By G.D. Maxwell
At first, I thought my pocket was being picked.
The Remembrance Day crowd around the Cenotaph had been like crowds at so many Whistler gatherings. There were the Usual Suspects, faces familiar from town meetings, public hearings, fundraisers, volunteer efforts. It’s dangerous to call them activists in an age when ownership of a word so broad has been co-opted by a group with interests so narrow but activists they are; they make this town work and work better.
The Politicians were there, mostly, some officially, others for the same solemn reasons the rest of us turned out. Children were there, spurred on by parents and teachers who believe well-rounded necessarily includes connections to great sacrifices made in the distant past and hopeful lessons for a more peaceful future. The Wreath Layers, Singers, Mounties and Organizers were there, balancing their own personal thoughts of remembrance with their programmed duties. The Strangers, some in town for meetings, some for holidays, some drawn by a crowd, added an element of shared unknown to the celebration.

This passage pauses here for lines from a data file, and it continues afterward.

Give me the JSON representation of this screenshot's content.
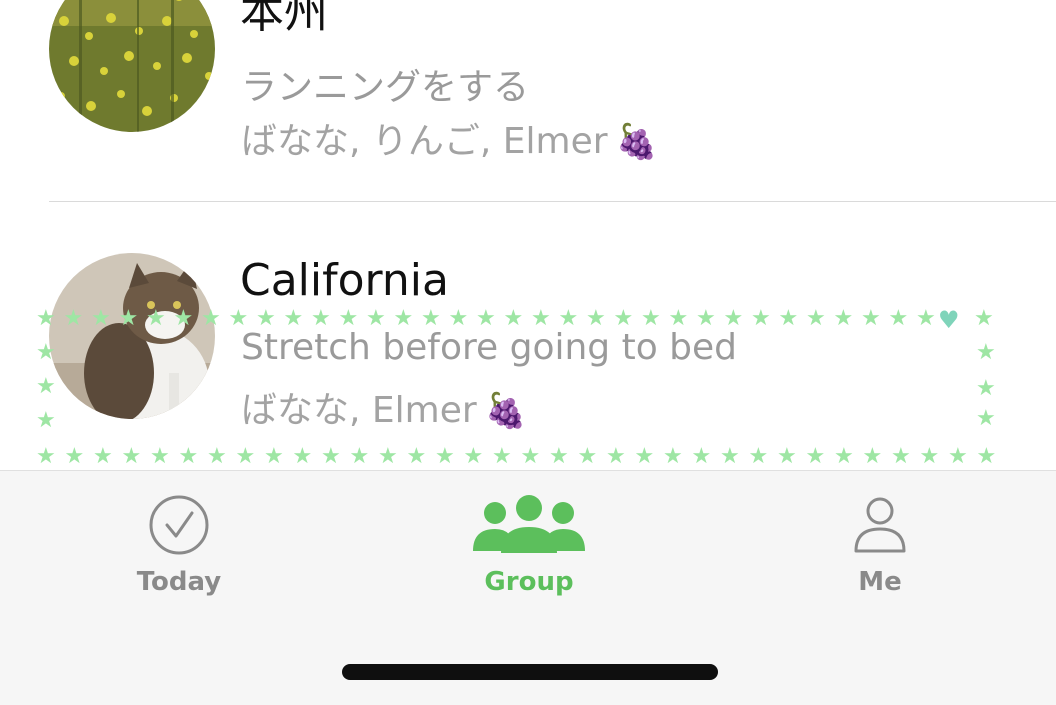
{
  "groups": [
    {
      "title": "本州",
      "task": "ランニングをする",
      "members": "ばなな, りんご, Elmer",
      "badge_icon": "grapes-icon",
      "badge": "🍇",
      "avatar": "rapeseed-field-photo"
    },
    {
      "title": "California",
      "task": "Stretch before going to bed",
      "members": "ばなな, Elmer",
      "badge_icon": "grapes-icon",
      "badge": "🍇",
      "avatar": "cat-photo"
    }
  ],
  "decoration": {
    "star": "★",
    "heart": "♥",
    "color": "#9ee6a4",
    "heart_color": "#7fd4ba"
  },
  "tabs": [
    {
      "label": "Today",
      "icon": "checkmark-circle-icon",
      "color": "#8a8a8a",
      "active": false
    },
    {
      "label": "Group",
      "icon": "group-people-icon",
      "color": "#5cbf5c",
      "active": true
    },
    {
      "label": "Me",
      "icon": "person-icon",
      "color": "#8a8a8a",
      "active": false
    }
  ]
}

In such a crowd, even a reverential crowd, being jostled is just part of the experience, especially as the formal event ended and people milled, not wanting to dart back to whatever it was they were doing before stopping to remember. Old friends unseen for months needed greeting, dogs and children had to tap off energy built up through inactivity. But this wasn’t an inattentive bump, someone’s hand was in my pocket.

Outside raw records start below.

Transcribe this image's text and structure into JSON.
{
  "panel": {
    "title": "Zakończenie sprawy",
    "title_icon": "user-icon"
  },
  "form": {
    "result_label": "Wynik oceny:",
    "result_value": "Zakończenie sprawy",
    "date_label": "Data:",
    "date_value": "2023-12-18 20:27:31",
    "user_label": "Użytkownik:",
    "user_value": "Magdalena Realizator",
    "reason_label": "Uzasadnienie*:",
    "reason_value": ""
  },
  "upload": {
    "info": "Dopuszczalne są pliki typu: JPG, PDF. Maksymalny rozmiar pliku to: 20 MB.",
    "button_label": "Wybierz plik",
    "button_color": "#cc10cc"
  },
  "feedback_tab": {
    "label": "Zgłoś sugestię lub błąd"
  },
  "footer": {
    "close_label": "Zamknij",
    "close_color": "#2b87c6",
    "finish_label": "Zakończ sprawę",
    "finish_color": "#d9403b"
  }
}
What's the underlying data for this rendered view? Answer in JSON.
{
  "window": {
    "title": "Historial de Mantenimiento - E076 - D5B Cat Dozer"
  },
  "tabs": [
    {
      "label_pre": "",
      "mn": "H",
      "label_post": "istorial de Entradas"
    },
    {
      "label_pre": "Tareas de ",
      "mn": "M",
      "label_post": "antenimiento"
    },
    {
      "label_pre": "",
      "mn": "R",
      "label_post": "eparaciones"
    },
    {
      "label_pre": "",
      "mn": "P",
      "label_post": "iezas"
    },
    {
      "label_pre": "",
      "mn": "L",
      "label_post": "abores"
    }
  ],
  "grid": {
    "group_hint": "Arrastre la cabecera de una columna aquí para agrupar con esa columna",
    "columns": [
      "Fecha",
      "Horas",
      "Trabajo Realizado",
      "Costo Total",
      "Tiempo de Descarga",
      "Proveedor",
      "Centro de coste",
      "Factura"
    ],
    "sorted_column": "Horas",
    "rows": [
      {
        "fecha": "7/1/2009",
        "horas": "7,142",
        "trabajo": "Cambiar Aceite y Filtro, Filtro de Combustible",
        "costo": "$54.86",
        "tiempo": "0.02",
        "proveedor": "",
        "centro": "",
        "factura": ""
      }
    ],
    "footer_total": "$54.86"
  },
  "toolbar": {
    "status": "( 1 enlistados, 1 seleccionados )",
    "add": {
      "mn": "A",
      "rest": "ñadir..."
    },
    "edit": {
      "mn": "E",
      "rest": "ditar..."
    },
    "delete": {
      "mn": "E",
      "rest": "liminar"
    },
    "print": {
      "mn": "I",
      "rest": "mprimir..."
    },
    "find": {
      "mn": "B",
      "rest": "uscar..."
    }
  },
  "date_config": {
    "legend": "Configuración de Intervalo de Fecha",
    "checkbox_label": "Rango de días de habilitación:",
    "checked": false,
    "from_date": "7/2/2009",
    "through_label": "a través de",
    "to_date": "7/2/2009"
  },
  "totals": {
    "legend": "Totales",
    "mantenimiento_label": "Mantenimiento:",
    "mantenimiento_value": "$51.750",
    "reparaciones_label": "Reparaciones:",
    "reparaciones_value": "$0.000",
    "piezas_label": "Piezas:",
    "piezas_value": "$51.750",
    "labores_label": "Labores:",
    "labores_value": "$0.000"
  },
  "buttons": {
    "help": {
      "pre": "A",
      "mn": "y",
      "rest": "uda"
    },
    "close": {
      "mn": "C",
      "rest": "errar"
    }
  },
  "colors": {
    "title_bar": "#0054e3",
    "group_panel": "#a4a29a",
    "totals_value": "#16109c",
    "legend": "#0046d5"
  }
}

I grabbed a wrist and spun around. "What the…."
"Just seein’ if you had a smoke in there, Dude."
"You know I don’t smoke, J.J. And I can assure you there ain’t no beer in there either."
Generally, encounters with J.J. Geddyup only involved a metaphorical hand in the pocket. The cost of bumping into J.J. is always a couple of beers and not infrequently breakfast, lunch or dinner, depending on when he pops up, or, heaven forbid, more than one meal if I’m too addled to come up with a good excuse to shake him.
Whistler’s only private eye for years and, as he’s unnecessarily proud of pointing out, the only one in town who fits the seedy picture movies paint of the profession, J.J. belongs to the genus Fringe Character. His Re-Use-It, Descente coach’s overcoat, tattered and frayed, seems to stick out more than it used to when Whistler was still a town where hard-core skiers’ gear was held together with duct tape and ty-raps. He still puffs furiously on Gauloise Blues or whatever he can bum, infecting those around him with repeated, rasping coughs. And his voice still sounds like cement and gravel grinding in a mixer, awaiting water to calm things down. J.J. might just be, as hard as it is to believe, the perfect person to bump into after a Remembrance Day ceremony.